The findings were revealed at a special German-Arab Friendship Association event hosted by Ali Abdullah Al Ahmad, UAE Ambassador to Germany, at the Embassy of the UAE in Berlin.
Held under the theme “Investing in Arab Youth – Fostering Responsible Leadership”, the event welcomed more than 80 guests, including MPs, diplomats, academics and business leaders.
As the only European country to make the top five nations which Arab youth would choose to live in and emulate, the findings from the Arab Youth Survey clearly show an appreciation and recognition of Germany among the region’s youth.
In his opening remarks, Al Ahmad said: “The UAE is a young country, both in terms of when we were established, and in terms of our population. As we move beyond our dependence on our natural bounty of hydrocarbons, it is youth that will be our biggest asset. We are fortunate that, from our earliest days, our leadership has always focused on the issues most important to youth, especially education and employment, so our young people today are empowered to face the challenges and opportunities of our future diversified economy. Our dedication explains why the UAE is consistently ranked by the survey as the number one country in which young Arabs would like to live, and would like their own countries to resemble.”
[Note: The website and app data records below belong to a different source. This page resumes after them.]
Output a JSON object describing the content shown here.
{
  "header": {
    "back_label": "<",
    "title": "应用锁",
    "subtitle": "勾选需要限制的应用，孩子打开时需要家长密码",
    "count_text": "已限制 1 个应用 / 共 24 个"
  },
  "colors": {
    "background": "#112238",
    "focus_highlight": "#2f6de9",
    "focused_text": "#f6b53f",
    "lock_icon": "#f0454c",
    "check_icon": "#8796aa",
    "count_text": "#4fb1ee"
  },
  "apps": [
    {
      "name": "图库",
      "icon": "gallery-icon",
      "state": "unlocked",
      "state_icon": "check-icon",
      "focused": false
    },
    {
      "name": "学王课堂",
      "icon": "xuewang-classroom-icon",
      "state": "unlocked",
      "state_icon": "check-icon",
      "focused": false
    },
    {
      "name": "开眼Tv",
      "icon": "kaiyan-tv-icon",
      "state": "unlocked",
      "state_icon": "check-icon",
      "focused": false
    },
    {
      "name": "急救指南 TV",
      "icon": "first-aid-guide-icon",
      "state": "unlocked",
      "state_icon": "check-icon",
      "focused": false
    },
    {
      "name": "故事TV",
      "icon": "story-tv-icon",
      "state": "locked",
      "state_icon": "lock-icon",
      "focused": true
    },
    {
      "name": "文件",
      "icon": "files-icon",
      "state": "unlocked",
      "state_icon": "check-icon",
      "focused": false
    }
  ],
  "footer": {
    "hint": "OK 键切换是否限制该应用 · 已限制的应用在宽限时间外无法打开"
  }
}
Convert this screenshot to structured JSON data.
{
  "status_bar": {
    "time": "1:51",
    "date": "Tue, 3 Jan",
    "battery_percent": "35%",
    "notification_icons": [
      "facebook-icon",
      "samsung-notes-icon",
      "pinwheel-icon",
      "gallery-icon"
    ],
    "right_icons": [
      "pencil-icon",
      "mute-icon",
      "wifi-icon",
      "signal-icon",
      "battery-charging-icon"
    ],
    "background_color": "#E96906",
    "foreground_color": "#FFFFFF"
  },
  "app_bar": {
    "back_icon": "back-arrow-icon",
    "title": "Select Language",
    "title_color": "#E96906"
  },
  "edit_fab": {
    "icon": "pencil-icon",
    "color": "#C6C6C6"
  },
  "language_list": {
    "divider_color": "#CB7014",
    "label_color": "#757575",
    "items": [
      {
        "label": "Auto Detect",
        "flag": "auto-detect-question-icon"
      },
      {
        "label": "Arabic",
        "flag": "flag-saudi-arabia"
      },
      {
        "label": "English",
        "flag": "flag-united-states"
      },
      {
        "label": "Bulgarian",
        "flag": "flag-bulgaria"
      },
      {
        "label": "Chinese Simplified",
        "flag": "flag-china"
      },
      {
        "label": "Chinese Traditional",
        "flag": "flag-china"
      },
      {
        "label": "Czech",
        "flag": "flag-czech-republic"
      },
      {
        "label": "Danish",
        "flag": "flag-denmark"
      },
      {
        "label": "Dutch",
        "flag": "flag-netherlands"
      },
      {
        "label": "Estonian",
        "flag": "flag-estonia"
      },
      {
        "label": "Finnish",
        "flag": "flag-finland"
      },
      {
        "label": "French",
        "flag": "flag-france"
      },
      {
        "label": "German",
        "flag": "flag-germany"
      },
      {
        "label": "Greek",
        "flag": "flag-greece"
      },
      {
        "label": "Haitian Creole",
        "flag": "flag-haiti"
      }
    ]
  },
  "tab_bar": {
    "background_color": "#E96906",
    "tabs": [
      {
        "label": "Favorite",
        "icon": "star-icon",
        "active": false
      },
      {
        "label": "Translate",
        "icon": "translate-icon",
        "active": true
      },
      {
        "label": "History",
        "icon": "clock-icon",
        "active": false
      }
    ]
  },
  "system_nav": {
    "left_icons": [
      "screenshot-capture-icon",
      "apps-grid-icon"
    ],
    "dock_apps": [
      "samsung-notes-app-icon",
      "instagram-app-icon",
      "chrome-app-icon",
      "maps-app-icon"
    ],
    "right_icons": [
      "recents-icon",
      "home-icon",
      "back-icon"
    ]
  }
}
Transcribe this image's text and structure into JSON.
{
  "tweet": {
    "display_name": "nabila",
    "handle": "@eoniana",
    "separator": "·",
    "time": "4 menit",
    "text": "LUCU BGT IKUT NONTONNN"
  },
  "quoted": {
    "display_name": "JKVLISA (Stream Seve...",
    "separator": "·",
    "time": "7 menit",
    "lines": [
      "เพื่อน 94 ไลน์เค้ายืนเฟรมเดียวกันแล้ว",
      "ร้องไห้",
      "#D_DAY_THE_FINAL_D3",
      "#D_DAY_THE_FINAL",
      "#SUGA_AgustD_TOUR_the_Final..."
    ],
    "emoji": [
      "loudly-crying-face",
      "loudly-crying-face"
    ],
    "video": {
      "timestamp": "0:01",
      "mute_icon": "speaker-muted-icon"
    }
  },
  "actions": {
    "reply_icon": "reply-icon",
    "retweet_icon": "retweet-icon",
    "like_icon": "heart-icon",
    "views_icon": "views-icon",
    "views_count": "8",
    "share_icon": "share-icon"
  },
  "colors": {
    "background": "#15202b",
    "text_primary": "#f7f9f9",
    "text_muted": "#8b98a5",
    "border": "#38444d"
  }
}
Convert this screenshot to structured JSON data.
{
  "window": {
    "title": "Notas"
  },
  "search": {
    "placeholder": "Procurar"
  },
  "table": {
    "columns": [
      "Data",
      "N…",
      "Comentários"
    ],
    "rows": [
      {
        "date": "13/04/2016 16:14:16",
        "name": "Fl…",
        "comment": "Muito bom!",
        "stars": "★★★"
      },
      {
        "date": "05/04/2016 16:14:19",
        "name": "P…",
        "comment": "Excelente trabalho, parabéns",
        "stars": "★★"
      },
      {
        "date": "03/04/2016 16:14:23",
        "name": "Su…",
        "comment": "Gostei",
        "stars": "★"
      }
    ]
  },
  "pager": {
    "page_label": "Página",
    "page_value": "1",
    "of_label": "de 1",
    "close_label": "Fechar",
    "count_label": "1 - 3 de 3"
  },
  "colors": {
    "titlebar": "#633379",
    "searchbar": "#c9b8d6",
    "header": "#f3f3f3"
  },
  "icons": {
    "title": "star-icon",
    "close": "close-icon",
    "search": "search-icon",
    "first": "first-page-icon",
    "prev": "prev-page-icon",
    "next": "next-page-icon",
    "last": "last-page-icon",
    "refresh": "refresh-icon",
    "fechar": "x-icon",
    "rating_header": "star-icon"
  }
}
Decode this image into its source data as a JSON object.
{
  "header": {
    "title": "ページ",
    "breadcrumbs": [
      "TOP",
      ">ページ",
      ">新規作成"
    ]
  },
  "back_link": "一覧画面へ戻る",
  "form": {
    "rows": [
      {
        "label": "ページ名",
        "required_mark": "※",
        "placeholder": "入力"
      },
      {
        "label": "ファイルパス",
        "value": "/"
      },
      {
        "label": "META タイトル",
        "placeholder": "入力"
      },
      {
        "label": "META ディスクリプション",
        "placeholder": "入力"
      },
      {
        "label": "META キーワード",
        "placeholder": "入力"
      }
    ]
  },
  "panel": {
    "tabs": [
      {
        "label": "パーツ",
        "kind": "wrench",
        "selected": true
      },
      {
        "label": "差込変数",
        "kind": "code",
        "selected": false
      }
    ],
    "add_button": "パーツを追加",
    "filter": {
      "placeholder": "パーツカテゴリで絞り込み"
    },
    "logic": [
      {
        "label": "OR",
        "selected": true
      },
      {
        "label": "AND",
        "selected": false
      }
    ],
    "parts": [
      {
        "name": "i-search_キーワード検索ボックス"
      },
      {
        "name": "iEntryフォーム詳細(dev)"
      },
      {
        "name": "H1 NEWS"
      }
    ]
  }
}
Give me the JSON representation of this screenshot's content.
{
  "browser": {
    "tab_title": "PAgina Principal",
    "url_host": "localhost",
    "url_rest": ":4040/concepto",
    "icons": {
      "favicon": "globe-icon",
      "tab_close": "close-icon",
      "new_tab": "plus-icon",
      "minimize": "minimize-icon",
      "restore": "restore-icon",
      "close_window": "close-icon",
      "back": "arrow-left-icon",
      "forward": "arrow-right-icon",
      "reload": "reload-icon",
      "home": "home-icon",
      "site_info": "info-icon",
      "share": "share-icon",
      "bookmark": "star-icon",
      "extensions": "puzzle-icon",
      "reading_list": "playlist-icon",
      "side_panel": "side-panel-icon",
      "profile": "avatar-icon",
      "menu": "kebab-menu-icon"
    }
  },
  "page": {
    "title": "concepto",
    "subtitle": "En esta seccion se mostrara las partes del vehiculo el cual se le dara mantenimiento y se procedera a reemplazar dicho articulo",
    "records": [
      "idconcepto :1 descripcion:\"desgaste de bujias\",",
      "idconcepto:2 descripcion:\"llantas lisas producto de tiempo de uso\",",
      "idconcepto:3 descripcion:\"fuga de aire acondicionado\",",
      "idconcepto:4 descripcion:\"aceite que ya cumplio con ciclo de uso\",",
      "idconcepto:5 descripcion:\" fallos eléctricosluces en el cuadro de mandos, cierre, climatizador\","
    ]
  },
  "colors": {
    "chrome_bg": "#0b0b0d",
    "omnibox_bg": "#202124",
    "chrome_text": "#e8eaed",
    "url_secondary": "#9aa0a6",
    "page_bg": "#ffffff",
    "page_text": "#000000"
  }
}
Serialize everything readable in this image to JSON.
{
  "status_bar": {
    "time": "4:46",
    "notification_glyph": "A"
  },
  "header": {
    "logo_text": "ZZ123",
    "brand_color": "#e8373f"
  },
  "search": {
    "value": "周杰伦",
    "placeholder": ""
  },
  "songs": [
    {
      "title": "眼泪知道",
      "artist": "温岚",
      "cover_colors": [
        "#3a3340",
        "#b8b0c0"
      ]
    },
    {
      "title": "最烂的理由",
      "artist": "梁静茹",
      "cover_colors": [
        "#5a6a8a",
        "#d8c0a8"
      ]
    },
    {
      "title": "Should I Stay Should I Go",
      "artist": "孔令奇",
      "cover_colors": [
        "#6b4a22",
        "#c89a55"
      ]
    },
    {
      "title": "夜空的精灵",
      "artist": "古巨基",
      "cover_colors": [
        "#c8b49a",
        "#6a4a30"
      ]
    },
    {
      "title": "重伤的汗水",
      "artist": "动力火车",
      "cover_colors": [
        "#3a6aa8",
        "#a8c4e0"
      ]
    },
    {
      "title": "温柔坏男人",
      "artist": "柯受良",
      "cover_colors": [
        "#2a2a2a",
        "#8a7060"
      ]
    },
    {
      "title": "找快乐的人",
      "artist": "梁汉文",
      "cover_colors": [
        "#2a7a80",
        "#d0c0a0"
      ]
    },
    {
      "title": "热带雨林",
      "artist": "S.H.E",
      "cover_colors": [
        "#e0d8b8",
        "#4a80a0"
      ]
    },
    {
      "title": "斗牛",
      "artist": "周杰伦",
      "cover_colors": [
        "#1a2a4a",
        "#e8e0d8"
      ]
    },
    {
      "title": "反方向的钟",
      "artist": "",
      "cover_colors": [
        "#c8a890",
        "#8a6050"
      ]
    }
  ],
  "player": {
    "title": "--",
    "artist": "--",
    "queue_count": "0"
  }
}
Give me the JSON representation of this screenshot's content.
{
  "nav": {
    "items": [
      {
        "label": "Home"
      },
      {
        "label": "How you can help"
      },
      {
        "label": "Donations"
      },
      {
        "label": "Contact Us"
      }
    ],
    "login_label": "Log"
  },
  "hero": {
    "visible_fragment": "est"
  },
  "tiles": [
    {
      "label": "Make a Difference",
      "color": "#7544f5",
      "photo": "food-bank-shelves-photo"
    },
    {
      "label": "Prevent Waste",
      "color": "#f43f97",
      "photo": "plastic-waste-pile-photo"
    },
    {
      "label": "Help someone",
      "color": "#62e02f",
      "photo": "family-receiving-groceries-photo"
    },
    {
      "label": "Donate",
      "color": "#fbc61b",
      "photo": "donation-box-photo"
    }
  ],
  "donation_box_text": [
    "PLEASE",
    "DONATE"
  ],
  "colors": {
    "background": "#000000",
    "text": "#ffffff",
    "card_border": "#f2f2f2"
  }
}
Sunil John, founder & CEO of ASDA’A BCW and President of BCW Middle East, who presented the findings, said: “As the only European country to make the top five nations which Arab youth would choose to live in and emulate, the findings from the Arab Youth Survey clearly show an appreciation and recognition of Germany among the region’s youth. What’s more ambiguous in this year’s findings is the attitudes towards religion among young Arabs. Young people across the region clearly believe religion is central to their identity; it’s interesting, though, that a majority also believe it plays too big a role in defining the region itself.”
The survey showed that while the UAE is the country young Arabs would most like to live in, as well as that which they would most like their country to emulate, Germany ranked fifth in both responses, and was the only European nation to feature in this top five.